- [What is needed]: Copy each line of the listing below where the word "data" turns up.
>>
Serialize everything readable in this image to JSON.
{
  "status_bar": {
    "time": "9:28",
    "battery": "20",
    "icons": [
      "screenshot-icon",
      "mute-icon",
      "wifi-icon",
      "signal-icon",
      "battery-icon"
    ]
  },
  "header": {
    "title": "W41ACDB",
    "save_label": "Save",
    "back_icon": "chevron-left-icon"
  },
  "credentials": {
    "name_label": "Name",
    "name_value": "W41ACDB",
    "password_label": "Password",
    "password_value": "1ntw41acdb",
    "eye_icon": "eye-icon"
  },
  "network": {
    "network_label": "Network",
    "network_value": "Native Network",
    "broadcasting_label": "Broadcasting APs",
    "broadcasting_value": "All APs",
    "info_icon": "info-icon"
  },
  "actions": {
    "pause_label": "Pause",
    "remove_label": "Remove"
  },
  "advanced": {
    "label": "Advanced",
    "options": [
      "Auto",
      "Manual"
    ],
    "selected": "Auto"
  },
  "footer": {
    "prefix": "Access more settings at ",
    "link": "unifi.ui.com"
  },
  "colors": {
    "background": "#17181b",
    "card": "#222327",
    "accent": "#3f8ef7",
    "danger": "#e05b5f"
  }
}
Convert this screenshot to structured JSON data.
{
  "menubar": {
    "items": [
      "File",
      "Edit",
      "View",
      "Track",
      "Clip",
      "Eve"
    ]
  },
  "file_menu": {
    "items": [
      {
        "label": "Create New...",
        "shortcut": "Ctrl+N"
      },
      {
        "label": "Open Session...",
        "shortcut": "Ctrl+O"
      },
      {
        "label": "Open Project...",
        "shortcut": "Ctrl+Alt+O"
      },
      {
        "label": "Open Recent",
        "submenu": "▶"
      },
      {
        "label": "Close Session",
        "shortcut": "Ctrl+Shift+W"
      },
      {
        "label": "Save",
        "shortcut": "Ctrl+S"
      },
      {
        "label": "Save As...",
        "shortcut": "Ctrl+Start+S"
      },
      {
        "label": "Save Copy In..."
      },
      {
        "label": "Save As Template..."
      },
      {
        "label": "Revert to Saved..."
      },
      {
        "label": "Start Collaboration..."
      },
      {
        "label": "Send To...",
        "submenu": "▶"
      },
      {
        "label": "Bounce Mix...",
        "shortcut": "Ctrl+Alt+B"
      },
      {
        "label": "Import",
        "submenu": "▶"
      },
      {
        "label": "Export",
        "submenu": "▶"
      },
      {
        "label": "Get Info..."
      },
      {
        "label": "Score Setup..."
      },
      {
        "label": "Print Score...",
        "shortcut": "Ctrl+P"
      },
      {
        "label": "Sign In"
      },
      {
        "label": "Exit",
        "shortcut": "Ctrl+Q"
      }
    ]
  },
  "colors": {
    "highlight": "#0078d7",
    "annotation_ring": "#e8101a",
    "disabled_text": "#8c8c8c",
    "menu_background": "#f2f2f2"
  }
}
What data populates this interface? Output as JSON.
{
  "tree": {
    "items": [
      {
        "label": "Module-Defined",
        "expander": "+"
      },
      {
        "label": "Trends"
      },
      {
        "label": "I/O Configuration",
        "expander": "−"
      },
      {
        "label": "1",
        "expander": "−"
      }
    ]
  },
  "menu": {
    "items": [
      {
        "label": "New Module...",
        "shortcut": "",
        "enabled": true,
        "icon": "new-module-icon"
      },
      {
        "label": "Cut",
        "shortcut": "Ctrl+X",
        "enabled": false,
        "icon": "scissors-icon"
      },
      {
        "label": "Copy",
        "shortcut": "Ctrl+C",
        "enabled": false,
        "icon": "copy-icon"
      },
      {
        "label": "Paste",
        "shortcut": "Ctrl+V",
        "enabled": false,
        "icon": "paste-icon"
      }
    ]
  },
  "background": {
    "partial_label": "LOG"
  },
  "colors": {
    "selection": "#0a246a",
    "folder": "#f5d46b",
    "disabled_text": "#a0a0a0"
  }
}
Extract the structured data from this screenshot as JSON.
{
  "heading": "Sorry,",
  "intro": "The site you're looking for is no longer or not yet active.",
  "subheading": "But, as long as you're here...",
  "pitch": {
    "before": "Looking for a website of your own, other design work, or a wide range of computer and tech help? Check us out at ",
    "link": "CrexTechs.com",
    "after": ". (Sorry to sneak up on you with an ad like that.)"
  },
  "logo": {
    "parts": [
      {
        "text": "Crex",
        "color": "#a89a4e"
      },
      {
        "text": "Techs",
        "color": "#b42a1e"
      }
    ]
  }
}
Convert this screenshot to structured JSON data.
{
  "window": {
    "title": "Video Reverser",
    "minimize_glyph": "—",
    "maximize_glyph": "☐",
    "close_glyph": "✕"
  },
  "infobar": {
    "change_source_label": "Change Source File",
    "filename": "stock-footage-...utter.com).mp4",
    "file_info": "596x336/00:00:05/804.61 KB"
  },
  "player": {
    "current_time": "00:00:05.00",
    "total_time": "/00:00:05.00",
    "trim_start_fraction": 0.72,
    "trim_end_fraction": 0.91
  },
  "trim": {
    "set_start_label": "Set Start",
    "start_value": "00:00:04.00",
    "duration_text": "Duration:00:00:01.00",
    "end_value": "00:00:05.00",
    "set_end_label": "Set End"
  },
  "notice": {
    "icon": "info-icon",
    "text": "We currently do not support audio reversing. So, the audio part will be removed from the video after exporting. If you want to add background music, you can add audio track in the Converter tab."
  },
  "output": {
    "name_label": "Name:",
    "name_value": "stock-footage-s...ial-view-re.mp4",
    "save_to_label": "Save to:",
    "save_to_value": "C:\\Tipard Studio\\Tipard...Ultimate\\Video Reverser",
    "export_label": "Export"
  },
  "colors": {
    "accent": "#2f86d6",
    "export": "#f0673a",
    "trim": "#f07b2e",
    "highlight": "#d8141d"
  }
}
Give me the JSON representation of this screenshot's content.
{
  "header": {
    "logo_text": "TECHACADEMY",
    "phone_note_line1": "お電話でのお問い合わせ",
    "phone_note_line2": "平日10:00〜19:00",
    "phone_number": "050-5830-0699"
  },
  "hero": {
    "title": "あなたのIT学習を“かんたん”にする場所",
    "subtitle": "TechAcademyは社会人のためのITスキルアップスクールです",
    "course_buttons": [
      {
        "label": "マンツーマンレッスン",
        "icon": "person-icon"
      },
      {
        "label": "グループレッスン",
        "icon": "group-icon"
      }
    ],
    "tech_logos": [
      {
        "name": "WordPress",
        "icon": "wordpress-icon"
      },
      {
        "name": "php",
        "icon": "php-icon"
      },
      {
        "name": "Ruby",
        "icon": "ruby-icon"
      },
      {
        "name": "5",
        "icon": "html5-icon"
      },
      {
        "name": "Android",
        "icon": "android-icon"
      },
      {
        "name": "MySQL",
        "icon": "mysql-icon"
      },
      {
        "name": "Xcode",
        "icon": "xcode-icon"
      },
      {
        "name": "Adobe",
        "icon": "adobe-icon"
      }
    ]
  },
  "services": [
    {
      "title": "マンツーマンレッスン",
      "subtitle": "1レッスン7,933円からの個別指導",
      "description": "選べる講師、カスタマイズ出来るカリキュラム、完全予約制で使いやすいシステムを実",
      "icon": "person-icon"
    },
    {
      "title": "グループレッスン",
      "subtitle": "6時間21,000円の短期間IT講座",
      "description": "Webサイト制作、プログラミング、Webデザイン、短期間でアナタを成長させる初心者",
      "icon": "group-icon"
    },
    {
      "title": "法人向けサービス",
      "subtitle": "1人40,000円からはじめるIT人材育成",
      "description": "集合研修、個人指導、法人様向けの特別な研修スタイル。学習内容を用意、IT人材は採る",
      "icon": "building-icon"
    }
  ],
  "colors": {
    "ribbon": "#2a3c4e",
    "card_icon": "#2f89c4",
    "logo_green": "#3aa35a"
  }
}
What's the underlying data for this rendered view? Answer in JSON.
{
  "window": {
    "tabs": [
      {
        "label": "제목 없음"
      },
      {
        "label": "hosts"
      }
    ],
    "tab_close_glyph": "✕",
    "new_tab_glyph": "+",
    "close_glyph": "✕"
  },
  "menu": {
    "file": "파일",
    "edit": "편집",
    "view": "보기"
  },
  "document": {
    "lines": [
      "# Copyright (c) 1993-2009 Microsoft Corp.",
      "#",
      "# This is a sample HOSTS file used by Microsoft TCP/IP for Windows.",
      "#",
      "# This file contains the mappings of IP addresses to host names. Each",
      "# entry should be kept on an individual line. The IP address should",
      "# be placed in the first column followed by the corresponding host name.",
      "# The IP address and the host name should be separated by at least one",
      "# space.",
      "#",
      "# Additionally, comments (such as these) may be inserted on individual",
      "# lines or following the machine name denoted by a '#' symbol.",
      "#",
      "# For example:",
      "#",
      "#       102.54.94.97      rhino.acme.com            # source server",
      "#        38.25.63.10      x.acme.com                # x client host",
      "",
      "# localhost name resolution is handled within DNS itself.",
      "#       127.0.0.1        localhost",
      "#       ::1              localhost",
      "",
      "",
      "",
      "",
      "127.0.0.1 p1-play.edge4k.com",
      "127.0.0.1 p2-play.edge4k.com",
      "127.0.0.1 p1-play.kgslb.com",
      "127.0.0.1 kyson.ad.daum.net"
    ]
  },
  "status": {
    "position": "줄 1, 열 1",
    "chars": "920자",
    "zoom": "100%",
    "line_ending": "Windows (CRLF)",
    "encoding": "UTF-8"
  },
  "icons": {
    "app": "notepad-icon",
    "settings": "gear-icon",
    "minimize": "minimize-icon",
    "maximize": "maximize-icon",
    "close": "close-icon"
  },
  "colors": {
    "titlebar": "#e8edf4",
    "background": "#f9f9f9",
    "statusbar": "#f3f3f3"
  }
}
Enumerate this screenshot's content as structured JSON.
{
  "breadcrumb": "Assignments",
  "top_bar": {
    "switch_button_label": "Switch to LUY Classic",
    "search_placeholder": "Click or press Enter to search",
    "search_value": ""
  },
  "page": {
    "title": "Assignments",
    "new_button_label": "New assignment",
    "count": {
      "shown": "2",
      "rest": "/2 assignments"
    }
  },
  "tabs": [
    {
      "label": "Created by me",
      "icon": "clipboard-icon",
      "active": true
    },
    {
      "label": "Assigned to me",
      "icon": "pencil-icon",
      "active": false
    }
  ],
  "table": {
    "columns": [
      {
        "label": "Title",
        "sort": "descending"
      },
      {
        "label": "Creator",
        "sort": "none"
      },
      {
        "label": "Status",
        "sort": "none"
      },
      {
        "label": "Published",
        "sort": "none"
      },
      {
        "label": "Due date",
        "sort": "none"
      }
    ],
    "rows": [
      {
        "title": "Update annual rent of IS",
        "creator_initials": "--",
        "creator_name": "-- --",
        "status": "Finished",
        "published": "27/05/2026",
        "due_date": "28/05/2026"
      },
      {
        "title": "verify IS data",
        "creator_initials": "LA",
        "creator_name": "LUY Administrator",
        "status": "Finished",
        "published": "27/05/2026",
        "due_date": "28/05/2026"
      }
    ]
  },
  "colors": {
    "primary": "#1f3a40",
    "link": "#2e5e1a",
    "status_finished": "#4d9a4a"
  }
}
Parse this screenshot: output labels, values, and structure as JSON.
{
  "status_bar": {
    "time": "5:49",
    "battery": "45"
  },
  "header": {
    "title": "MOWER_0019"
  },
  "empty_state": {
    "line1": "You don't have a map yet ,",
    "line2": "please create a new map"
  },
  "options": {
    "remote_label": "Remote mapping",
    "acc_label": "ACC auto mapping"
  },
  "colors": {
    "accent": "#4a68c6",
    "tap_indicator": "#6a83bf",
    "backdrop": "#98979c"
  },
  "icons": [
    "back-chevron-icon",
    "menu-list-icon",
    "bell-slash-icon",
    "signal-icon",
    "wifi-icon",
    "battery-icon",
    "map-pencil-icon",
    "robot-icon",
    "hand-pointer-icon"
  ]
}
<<
- [Reply to the task]:
Convert this screenshot to structured JSON data.
What data populates this interface? Output as JSON.
Extract the structured data from this screenshot as JSON.
Convert this screenshot to structured JSON data.
What's the underlying data for this rendered view? Answer in JSON.
        "title": "verify IS data",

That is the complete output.